Computer science careers are surprisingly diverse, and raising awareness of this could be key to improving enrolment figures, which have been in decline for almost a decade. Refraction Media reached out to students and educators to get to the heart of the matter…

Around 75% of fast-growing occupations will require STEM skills in the future. This estimate, originally published in a report by the Office of the Chief Scientist in 2013, becomes especially alarming, considering that enrolments in CS courses have been in decline for the greater part of the last 10 years, reaching a record low of 23,700 in 2009. Whereas Department of Education data shows enrolments are on the increase, growth is stagnant, especially compared to fields such as health and education.

In light of these findings, and after the success of Careers with Code magazine, which expanded to the US and New Zealand in 2016, Refraction Media decided to reach out to their community to look at how attitudes to computer science careers stand with educators and students.

In an online survey this month, we asked educators, students aged 13 to 19, parents and careers advisors for their opinion on the challenges and opportunities they see for the future of CS. 

From CS + X to infinity! CS goes with anything…

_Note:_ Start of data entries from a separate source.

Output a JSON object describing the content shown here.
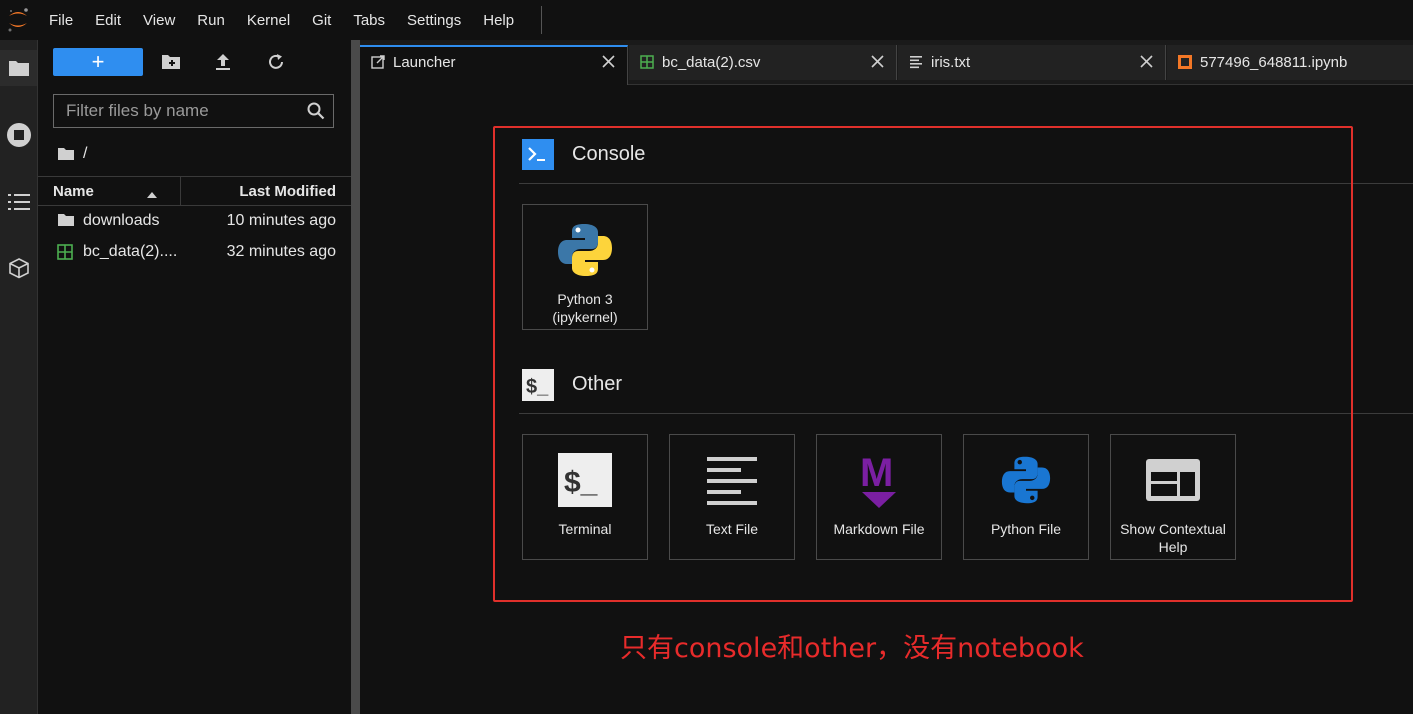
{
  "menubar": {
    "items": [
      "File",
      "Edit",
      "View",
      "Run",
      "Kernel",
      "Git",
      "Tabs",
      "Settings",
      "Help"
    ]
  },
  "activity_bar": {
    "icons": [
      "folder-icon",
      "running-icon",
      "toc-icon",
      "extension-icon"
    ]
  },
  "file_browser": {
    "new_button_label": "+",
    "filter_placeholder": "Filter files by name",
    "breadcrumb": "/",
    "columns": {
      "name": "Name",
      "last_modified": "Last Modified"
    },
    "files": [
      {
        "name": "downloads",
        "modified": "10 minutes ago",
        "icon": "folder-icon"
      },
      {
        "name": "bc_data(2)....",
        "modified": "32 minutes ago",
        "icon": "csv-file-icon"
      }
    ]
  },
  "tabs": [
    {
      "label": "Launcher",
      "icon": "launcher-icon",
      "active": true,
      "closable": true
    },
    {
      "label": "bc_data(2).csv",
      "icon": "csv-file-icon",
      "active": false,
      "closable": true
    },
    {
      "label": "iris.txt",
      "icon": "text-file-icon",
      "active": false,
      "closable": true
    },
    {
      "label": "577496_648811.ipynb",
      "icon": "notebook-icon",
      "active": false,
      "closable": false
    }
  ],
  "launcher": {
    "console": {
      "title": "Console",
      "cards": [
        {
          "label": "Python 3\n(ipykernel)",
          "line1": "Python 3",
          "line2": "(ipykernel)",
          "icon": "python-logo-icon"
        }
      ]
    },
    "other": {
      "title": "Other",
      "cards": [
        {
          "label": "Terminal",
          "icon": "terminal-icon"
        },
        {
          "label": "Text File",
          "icon": "text-file-icon"
        },
        {
          "label": "Markdown File",
          "icon": "markdown-icon"
        },
        {
          "label": "Python File",
          "icon": "python-file-icon"
        },
        {
          "label": "Show Contextual Help",
          "line1": "Show Contextual",
          "line2": "Help",
          "icon": "contextual-help-icon"
        }
      ]
    }
  },
  "annotation": "只有console和other，没有notebook",
  "colors": {
    "accent": "#2f8ef0",
    "annotation_red": "#e82b2b",
    "background": "#111111"
  }
}
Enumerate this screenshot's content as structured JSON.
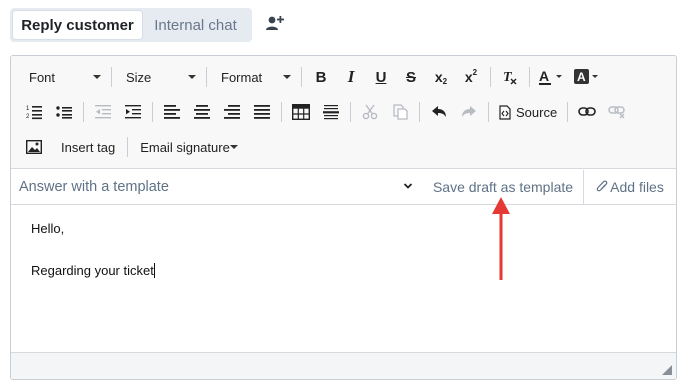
{
  "tabs": [
    {
      "label": "Reply customer",
      "active": true
    },
    {
      "label": "Internal chat",
      "active": false
    }
  ],
  "toolbar": {
    "font": "Font",
    "size": "Size",
    "format": "Format",
    "source_label": "Source",
    "insert_tag_label": "Insert tag",
    "email_signature": "Email signature"
  },
  "template_bar": {
    "placeholder": "Answer with a template",
    "save_draft_label": "Save draft as template",
    "add_files_label": "Add files"
  },
  "body": {
    "line1": "Hello,",
    "line2": "",
    "line3": "Regarding your ticket"
  },
  "colors": {
    "accent_muted": "#5f7286",
    "annotation_arrow": "#e53935",
    "tab_bg": "#e6ebf1"
  }
}
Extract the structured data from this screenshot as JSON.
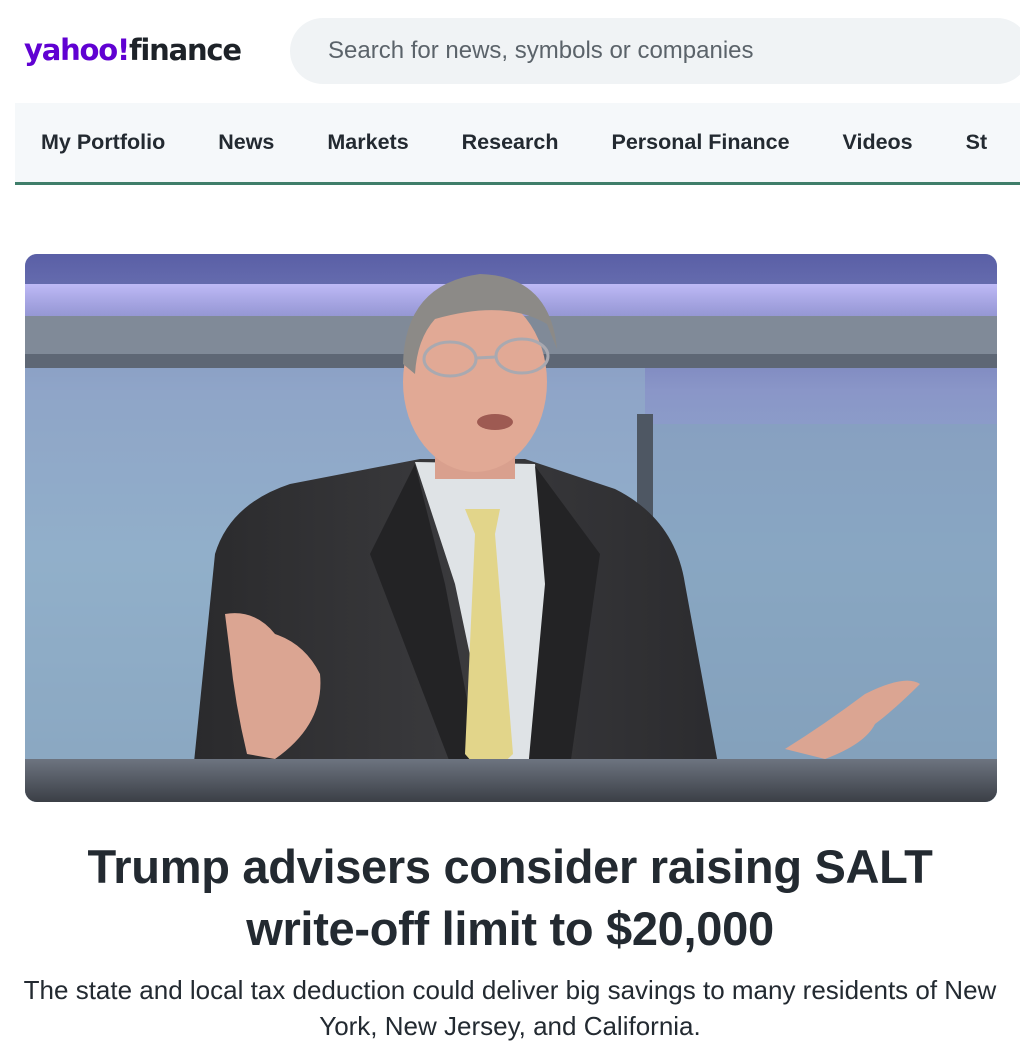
{
  "header": {
    "logo_brand": "yahoo!",
    "logo_product": "finance",
    "search_placeholder": "Search for news, symbols or companies"
  },
  "nav": {
    "items": [
      "My Portfolio",
      "News",
      "Markets",
      "Research",
      "Personal Finance",
      "Videos",
      "St"
    ]
  },
  "article": {
    "headline": "Trump advisers consider raising SALT write-off limit to $20,000",
    "subheadline": "The state and local tax deduction could deliver big savings to many residents of New York, New Jersey, and California."
  },
  "colors": {
    "brand": "#6001d2",
    "nav_underline": "#3f7e6a",
    "text": "#232a31"
  }
}
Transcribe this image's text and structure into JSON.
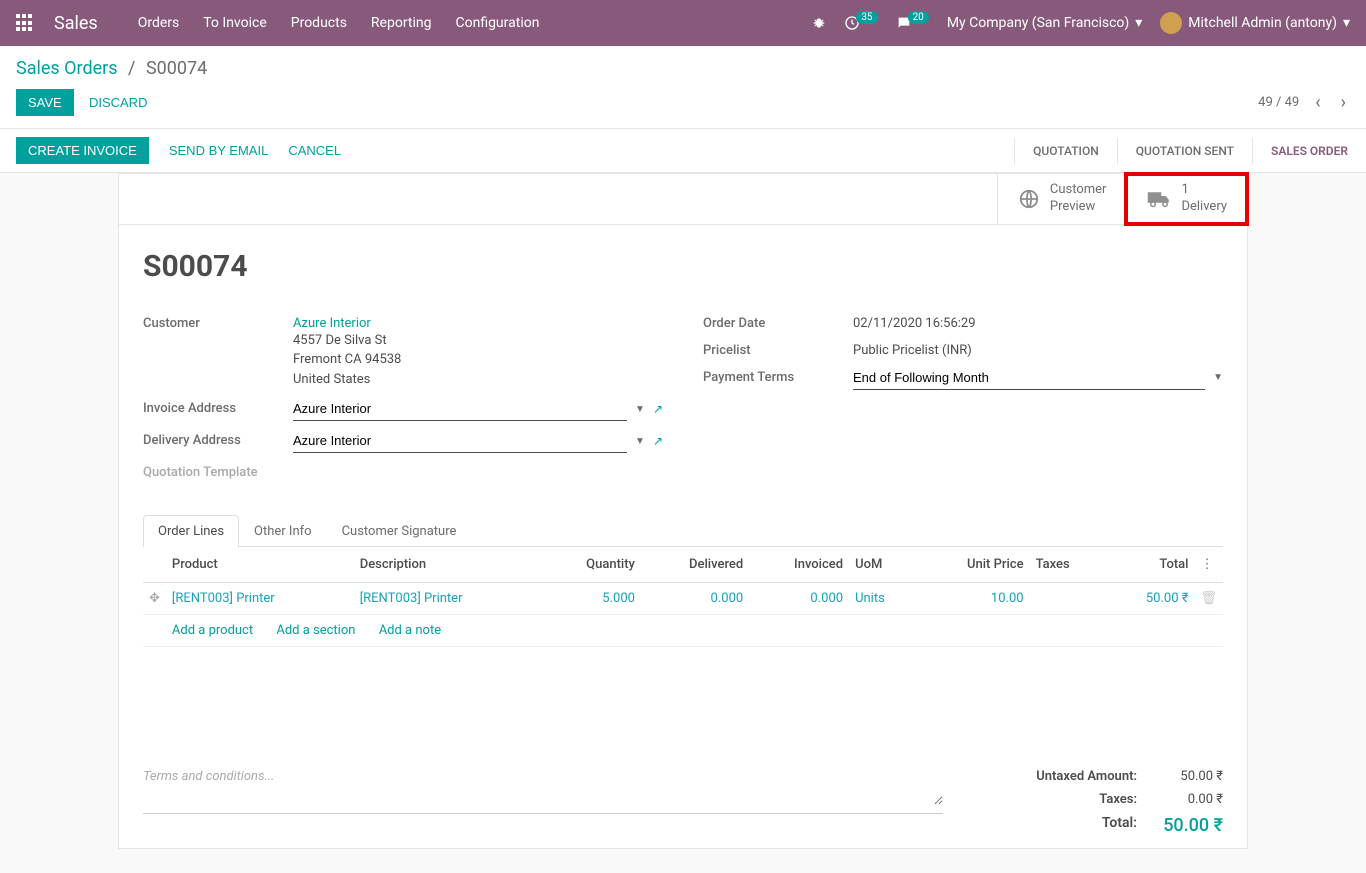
{
  "topnav": {
    "brand": "Sales",
    "menu": [
      "Orders",
      "To Invoice",
      "Products",
      "Reporting",
      "Configuration"
    ],
    "clock_badge": "35",
    "chat_badge": "20",
    "company": "My Company (San Francisco)",
    "user": "Mitchell Admin (antony)"
  },
  "breadcrumb": {
    "parent": "Sales Orders",
    "current": "S00074"
  },
  "actions": {
    "save": "SAVE",
    "discard": "DISCARD"
  },
  "pager": {
    "text": "49 / 49"
  },
  "statusbar": {
    "buttons": {
      "create_invoice": "CREATE INVOICE",
      "send_email": "SEND BY EMAIL",
      "cancel": "CANCEL"
    },
    "steps": [
      "QUOTATION",
      "QUOTATION SENT",
      "SALES ORDER"
    ],
    "active_index": 2
  },
  "stat_buttons": {
    "preview": {
      "line1": "Customer",
      "line2": "Preview"
    },
    "delivery": {
      "count": "1",
      "label": "Delivery"
    }
  },
  "form": {
    "title": "S00074",
    "left": {
      "customer_label": "Customer",
      "customer_name": "Azure Interior",
      "customer_addr1": "4557 De Silva St",
      "customer_addr2": "Fremont CA 94538",
      "customer_addr3": "United States",
      "invoice_addr_label": "Invoice Address",
      "invoice_addr_val": "Azure Interior",
      "delivery_addr_label": "Delivery Address",
      "delivery_addr_val": "Azure Interior",
      "quotation_tpl_label": "Quotation Template"
    },
    "right": {
      "order_date_label": "Order Date",
      "order_date_val": "02/11/2020 16:56:29",
      "pricelist_label": "Pricelist",
      "pricelist_val": "Public Pricelist (INR)",
      "payment_terms_label": "Payment Terms",
      "payment_terms_val": "End of Following Month"
    }
  },
  "tabs": [
    "Order Lines",
    "Other Info",
    "Customer Signature"
  ],
  "table": {
    "headers": {
      "product": "Product",
      "description": "Description",
      "quantity": "Quantity",
      "delivered": "Delivered",
      "invoiced": "Invoiced",
      "uom": "UoM",
      "unit_price": "Unit Price",
      "taxes": "Taxes",
      "total": "Total"
    },
    "row": {
      "product": "[RENT003] Printer",
      "description": "[RENT003] Printer",
      "quantity": "5.000",
      "delivered": "0.000",
      "invoiced": "0.000",
      "uom": "Units",
      "unit_price": "10.00",
      "taxes": "",
      "total": "50.00 ₹"
    },
    "add_product": "Add a product",
    "add_section": "Add a section",
    "add_note": "Add a note"
  },
  "terms_placeholder": "Terms and conditions...",
  "totals": {
    "untaxed_label": "Untaxed Amount:",
    "untaxed_val": "50.00 ₹",
    "taxes_label": "Taxes:",
    "taxes_val": "0.00 ₹",
    "total_label": "Total:",
    "total_val": "50.00 ₹"
  }
}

Computer science careers are colourful! That was one of the key takeaways from the 70 respondents. “I didn’t know [computer scientists] can use software to save lives and eradicate diseases like Ebola,” says one student. And while health may be one career option, the beauty of CS + X – where “X” stands for any interest or passion – is that you can substitute “X” with practically anything.

“[Careers with Code] has been a great tool to provide students with concrete evidence of the broad spectrum that computers and coding entails. It shows so many avenues and careers that are reliant upon or have evolved from coding,” says one educator.

Seventy per cent of students who responded to the survey said that in reading Careers with Code, they would now want to take the “next step” in their CS education, such as enrolling in a CS course or degree, or joining a club.

Teaching educators about computer science careers

While the interdisciplinary nature of CS + X can present great opportunities, it’s also a challenge. Inspiring students to pursue a career in computer science by combining it with another interest of theirs (i.e. law, design or languages) may be a way to spark their passion for STEM. However, it will also be a challenge for schools and educators to stay up-to-date with career options, and to define a concrete way of integrating CS + X into the curriculum.

Of those educators surveyed, 29% see a lack of resources as the major hurdle – an equal proportion point to the difficulty of staying up-to-date with technological trends and developments. Students, however, are still turning to teachers and career counsellors as primary sources of information when making future careers decisions. Educating our educators in STEM careers, therefore, should be a major objective if we’re to provide clarity to students.

Improving attitudes 

The majority of educators surveyed see the most pressing issue as students’ attitudes to computer science overall. The broad sentiment was that students “think they know it all”. Developing patience in students’ uptake of CS skills, as well as increasing their awareness of career options, is therefore key.

As the Digital technologies curriculum rolls out in the next year, it will be important to not just provide the right resources in the classroom, but to create an environment that generates and cultivates students’ interest in the field from an early age. Furthermore, teachers will need to effectively communicate the relevance of CS pathways to future careers.

In a rapidly changing landscape of career opportunities, finding the value of ‘X’ is no longer just an imperative within the classroom, but for society as a whole. What is required is an attitude shift –presenting the opportunities of CS in an educational, relevant, fun and age-appropriate way. To achieve this, schools, communities and influencers will ultimately have to work together to prepare students for the future ahead.


– Iliana Grosse-Buening, Refraction Intern